(Reuters) – A federal judge on Friday set a fast-paced schedule in the U.S. Justice Department’s antitrust lawsuit challenging Google LLC’s digital advertising technology practices, moving the case along more quickly than either side had proposed.
U.S. Magistrate Judge John Anderson in Alexandria, Virginia, after a brief hearing issued an order setting Jan. 18, 2024, as the date when Alphabet Inc’s (GOOGL.O) Google and Justice Department lawyers must disclose factual evidence and experts reports. Lawyers for both sides had sought at least five additional months to prepare for trial.
The faster pace of the litigation could put additional pressure on both sides, but particularly on Google in building its defense, based on what the company in a court filing called an “imbalance” in the proceedings.
Google argued that it needed more time because, unlike the Justice Department, it did not have the benefit of an investigation “with the federal government’s subpoena power.”

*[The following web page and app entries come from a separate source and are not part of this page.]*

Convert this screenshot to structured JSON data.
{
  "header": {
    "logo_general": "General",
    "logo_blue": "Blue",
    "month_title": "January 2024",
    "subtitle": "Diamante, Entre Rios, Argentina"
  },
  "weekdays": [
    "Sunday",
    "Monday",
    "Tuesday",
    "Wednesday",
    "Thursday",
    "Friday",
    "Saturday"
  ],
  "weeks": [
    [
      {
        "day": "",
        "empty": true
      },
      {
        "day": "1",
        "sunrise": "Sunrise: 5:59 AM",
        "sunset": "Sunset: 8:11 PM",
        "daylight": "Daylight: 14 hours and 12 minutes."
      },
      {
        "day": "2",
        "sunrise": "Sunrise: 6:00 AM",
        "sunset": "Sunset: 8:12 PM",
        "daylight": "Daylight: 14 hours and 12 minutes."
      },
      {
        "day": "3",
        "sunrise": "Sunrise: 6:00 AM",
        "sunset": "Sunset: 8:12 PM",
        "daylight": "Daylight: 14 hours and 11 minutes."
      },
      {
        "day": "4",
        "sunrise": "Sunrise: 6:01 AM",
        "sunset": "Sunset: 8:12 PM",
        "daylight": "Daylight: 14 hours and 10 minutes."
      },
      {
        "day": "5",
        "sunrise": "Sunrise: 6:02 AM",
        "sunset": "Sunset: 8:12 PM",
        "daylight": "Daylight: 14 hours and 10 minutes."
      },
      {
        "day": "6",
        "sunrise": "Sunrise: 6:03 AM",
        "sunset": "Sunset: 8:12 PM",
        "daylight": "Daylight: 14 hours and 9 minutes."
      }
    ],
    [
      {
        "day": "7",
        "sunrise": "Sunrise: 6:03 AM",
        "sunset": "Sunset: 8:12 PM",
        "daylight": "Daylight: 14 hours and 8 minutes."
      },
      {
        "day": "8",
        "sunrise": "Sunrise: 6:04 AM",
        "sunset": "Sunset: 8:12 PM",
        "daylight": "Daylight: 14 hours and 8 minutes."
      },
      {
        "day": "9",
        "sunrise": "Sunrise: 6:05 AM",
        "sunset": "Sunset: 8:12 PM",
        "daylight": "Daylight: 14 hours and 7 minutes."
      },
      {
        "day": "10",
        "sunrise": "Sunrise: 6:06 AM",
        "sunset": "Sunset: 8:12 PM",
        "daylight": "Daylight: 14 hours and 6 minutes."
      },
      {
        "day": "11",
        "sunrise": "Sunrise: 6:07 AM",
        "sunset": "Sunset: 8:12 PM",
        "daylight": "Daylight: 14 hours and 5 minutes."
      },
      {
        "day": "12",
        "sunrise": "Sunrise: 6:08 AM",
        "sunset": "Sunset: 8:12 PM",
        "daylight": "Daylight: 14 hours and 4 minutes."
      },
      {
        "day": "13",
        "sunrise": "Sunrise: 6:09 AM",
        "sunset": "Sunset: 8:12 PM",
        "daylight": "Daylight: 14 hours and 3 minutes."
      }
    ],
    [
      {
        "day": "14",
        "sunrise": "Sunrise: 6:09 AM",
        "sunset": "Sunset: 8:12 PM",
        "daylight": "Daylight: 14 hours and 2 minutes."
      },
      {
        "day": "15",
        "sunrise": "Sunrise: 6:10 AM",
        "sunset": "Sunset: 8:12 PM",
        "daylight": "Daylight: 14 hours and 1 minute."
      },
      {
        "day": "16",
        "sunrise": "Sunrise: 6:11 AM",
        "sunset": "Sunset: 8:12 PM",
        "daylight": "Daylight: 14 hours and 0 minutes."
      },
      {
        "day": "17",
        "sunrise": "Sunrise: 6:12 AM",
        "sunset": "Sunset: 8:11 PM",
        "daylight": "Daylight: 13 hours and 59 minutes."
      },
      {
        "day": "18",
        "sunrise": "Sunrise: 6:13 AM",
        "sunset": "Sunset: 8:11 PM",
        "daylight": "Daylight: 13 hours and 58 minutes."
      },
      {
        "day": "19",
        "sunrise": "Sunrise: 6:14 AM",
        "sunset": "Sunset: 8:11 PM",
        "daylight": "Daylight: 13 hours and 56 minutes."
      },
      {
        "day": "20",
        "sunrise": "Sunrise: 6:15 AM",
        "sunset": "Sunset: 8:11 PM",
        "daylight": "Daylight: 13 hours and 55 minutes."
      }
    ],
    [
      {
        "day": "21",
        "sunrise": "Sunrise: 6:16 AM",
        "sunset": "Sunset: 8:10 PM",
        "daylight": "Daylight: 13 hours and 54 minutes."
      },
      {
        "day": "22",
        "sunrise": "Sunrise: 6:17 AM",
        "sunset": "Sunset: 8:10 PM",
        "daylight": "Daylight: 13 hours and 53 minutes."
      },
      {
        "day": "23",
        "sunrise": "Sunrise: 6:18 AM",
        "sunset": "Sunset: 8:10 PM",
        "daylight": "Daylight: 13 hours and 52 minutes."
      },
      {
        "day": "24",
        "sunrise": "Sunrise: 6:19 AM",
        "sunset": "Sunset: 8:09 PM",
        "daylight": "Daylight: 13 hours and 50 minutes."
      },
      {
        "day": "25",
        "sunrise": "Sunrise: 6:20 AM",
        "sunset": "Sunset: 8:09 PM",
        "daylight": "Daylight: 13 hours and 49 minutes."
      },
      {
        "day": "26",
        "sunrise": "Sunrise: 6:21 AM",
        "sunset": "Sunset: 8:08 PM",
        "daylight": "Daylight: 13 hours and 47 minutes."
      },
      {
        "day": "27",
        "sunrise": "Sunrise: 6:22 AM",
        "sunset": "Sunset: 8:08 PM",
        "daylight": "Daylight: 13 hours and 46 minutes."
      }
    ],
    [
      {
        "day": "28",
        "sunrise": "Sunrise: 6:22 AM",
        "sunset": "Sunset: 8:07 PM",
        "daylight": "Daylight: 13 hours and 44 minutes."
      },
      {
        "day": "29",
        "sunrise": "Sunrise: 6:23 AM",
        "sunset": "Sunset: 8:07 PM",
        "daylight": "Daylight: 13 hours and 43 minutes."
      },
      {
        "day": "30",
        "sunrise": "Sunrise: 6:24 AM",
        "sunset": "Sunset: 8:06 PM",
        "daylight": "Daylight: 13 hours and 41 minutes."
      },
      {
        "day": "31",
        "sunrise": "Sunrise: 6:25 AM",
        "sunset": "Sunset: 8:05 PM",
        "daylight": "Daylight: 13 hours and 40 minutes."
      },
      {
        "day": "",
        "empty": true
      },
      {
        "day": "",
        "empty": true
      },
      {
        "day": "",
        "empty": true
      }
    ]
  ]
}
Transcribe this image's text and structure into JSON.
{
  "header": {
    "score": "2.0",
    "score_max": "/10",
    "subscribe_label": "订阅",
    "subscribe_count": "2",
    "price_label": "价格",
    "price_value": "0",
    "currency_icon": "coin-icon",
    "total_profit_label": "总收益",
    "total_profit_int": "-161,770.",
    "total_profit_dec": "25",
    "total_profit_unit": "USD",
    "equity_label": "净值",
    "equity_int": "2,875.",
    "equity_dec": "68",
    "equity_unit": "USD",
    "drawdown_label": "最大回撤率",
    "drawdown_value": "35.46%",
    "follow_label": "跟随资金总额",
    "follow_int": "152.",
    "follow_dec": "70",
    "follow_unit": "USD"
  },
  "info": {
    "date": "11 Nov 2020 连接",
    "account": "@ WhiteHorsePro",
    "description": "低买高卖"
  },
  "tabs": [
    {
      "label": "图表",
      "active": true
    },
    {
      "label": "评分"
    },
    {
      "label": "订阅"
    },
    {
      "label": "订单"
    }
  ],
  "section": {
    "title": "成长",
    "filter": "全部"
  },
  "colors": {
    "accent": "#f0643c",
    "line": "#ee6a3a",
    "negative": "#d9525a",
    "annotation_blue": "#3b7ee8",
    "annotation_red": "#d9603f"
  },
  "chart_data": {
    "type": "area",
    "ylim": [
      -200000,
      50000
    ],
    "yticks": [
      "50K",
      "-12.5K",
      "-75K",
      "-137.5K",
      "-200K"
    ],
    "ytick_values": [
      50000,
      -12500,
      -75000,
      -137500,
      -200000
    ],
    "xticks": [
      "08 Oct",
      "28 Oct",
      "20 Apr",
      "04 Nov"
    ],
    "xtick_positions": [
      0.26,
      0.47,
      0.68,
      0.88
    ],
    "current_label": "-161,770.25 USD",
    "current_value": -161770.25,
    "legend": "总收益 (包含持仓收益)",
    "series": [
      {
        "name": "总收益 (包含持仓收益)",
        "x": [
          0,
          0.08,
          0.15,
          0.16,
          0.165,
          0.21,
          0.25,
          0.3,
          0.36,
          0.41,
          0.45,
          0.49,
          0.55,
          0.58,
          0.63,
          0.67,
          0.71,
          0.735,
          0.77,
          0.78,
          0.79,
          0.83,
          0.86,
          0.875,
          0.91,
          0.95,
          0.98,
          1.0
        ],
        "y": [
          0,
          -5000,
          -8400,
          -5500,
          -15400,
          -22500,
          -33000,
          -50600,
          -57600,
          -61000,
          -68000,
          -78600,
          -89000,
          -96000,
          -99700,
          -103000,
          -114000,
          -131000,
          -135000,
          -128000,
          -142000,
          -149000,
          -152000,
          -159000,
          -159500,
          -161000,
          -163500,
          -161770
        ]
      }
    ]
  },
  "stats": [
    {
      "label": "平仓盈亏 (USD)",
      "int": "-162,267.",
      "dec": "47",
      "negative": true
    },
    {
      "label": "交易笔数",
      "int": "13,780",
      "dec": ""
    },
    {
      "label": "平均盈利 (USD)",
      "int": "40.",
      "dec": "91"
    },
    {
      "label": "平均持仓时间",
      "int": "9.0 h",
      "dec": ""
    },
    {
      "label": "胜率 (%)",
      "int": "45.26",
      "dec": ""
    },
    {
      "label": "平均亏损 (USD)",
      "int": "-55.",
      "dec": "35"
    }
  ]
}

Google told the judge that the case “presents complex and extremely consequential issues, the resolution of which will affect businesses across the United States.”
The judge’s order did not set a trial start.
A Justice Department spokesperson and a representative from Google had no comment on Friday.
The Justice Department and eight states filed the case in January, seeking to force Google to sell its ad manager suite, claiming that the company unlawfully curbed competition over advertising technology. The case is one of two Justice Department antitrust actions against Google.
The other, filed in October 2020 and challenging Google’s search business, is set for a trial in Washington, D.C., federal court in September.
Google has denied the claims in both cases.
The Eastern District of Virginia is colloquially known as a “rocket docket” for its pace of proceedings.
U.S. District Judge Leonie Brinkema, assigned to the digital advertising case, will preside at the January pretrial conference.